This new feature initially was incredibly complicated to implement. Dangerous Golf's levels are crammed with physics objects. Hundreds and thousands of them - ketchup to splat on walls, paint tins to upend, glass to break, vases and statues to shatter. Because of this, restarts in the game as it originally released took between 25 and 30 seconds as every single one of those objects had to be un-smashed and put back together again. The traditional way to reset a level is to simply scrap everything and reload it from the disk. This process takes too long, so what we do now is more like sending in the cleaners - every object is returned to its original state and its original position. As a result, our restarts now take around two seconds and at no loss of level complexity.
Q: The update also addresses playability by adjusting the controls. What can you tell us about the new approach?
We wanted to allow people with varied skill sets and game experience to enjoy playing Dangerous Golf, so we’ve introduced the option to play with a more immediately accessible set of controls. We have really listened to players and one of the many other features we’ve improved on is providing complete freedom to select where they hit the ball to from the tee.
The original controls are still available in the game, but we now also allow the player to control elements of the game, such as the all important Smashbreaker, with one control stick rather than two. We have also added button prompts and audio cues to allow the player to drop into buckets more easily. The overall effect of our update is that the game is now much more accessible and easier to enjoy for players of every level.
Q: Causing more destruction and, perhaps more importantly, seeing that destruction unfold are two other aspects of the update. Please let our readers know more about the increased action and all-new follow cameras.
One of the major additions is the new Smashwave feature that gives plays one last blast of destruction before they attempt to putt the ball into the hole. As with everything we do there is an element of risk and reward to the Smashwave. The player can get a lot of extra points with Smashwave, but they still have got to putt the ball and run the risk of bringing a huge piece of furniture down into the playing field, making the putt more of a challenge. It is great, however, for clearing debris if the player doesn’t have a clear view of the flag during a putt.
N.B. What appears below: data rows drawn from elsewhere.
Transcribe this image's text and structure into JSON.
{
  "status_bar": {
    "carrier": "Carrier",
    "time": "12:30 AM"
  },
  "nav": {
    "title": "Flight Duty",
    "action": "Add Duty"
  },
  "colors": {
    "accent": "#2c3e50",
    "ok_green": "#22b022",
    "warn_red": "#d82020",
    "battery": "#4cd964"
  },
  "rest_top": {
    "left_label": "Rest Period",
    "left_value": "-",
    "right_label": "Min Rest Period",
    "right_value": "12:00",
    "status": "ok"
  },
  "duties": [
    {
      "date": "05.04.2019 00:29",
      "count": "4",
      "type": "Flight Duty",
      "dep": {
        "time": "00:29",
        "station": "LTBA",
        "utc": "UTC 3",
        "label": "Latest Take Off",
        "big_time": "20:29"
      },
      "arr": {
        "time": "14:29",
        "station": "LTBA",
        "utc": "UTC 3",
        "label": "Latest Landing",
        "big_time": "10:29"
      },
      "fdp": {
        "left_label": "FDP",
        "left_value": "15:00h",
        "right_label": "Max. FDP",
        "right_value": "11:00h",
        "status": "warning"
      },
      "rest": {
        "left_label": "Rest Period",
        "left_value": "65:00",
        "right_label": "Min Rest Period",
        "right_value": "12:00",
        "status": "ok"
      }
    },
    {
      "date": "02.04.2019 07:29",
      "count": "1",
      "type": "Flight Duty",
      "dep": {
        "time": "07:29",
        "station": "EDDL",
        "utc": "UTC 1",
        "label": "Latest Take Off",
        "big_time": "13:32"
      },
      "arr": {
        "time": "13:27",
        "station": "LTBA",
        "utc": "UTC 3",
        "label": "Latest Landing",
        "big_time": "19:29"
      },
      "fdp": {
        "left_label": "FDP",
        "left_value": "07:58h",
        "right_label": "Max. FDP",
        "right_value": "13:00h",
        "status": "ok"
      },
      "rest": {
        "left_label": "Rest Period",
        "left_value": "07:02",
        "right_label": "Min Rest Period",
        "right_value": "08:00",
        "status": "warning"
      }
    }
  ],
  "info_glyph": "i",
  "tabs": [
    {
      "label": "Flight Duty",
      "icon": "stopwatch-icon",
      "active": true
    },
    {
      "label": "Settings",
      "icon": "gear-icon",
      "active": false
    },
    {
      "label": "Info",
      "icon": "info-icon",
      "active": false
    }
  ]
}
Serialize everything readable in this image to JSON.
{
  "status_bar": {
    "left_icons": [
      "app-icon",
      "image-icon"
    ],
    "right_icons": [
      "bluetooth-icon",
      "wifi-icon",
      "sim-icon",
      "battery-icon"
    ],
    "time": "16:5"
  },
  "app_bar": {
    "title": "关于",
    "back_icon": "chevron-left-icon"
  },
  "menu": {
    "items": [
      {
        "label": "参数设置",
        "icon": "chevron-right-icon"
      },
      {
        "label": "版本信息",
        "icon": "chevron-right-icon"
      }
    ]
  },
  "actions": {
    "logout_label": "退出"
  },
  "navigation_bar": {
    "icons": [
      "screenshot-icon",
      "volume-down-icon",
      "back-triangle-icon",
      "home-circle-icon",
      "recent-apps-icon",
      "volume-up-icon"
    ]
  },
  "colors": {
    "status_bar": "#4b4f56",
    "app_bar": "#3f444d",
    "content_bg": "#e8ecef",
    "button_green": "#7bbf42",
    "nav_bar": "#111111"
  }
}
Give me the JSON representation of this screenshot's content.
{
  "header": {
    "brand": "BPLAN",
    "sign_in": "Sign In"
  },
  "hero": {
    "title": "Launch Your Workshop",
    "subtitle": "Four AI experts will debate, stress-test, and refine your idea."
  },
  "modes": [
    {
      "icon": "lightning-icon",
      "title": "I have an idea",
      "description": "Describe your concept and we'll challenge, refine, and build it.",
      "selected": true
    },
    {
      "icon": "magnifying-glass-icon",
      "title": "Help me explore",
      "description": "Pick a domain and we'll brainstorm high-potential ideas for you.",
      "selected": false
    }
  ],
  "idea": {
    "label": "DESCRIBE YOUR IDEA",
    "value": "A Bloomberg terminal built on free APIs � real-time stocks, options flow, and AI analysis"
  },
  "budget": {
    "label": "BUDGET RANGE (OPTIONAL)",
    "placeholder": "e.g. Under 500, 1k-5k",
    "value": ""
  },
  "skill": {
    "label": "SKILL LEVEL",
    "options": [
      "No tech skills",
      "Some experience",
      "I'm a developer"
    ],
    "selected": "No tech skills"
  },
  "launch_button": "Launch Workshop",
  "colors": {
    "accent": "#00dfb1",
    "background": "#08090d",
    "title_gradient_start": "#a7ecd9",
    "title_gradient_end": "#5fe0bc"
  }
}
We have also added two new follow cameras for teeing off and putting. The Tee Off follow camera allows you to more closely follow the ball into the action while the Danger Time feature allows the player to put the game into slow motion and admire the destruction. More advanced players can plan ahead for where they want to fire their Smashbreaker. The Tee Off follow camera chases your putt and shows off your amazing trickshot attempts at close range. Both of these cameras are optional and can be turned on and off in the settings screen.
Q: Obviously, Burnout fans will be particularly fond of the update’s inclusion of Ted Stryker to narrate the new tutorial video. How did that come about?
We are a tiny team of 11 people and completely self-funded so we just asked Stryker, who was our in-game DJ for Burnout 3, if he could spare some time. To our shock he kindly agreed and did an amazing job that really elevates our tutorial video. The video itself provides a great introduction to playing Dangerous Golf and is worth a watch even for experienced players.
Q: How has Unreal Engine 4 allowed your team to bring its vision for Dangerous Golf into reality?
Using Unreal Engine 4 is a huge boost for us as a small developer of just 11 people. We get access to world class rendering and physics which means we can spend all our engineering effort on making a great game. The Unreal editor is an incredibly powerful tool that allows everyone on the team to try out ideas quickly. It allowed us to build thousands of versions of Dangerous Golf over the course of development, each one an improvement on the last, until we had delivered on our vision.
Q: Finally, where can people go to learn more about Dangerous Golf?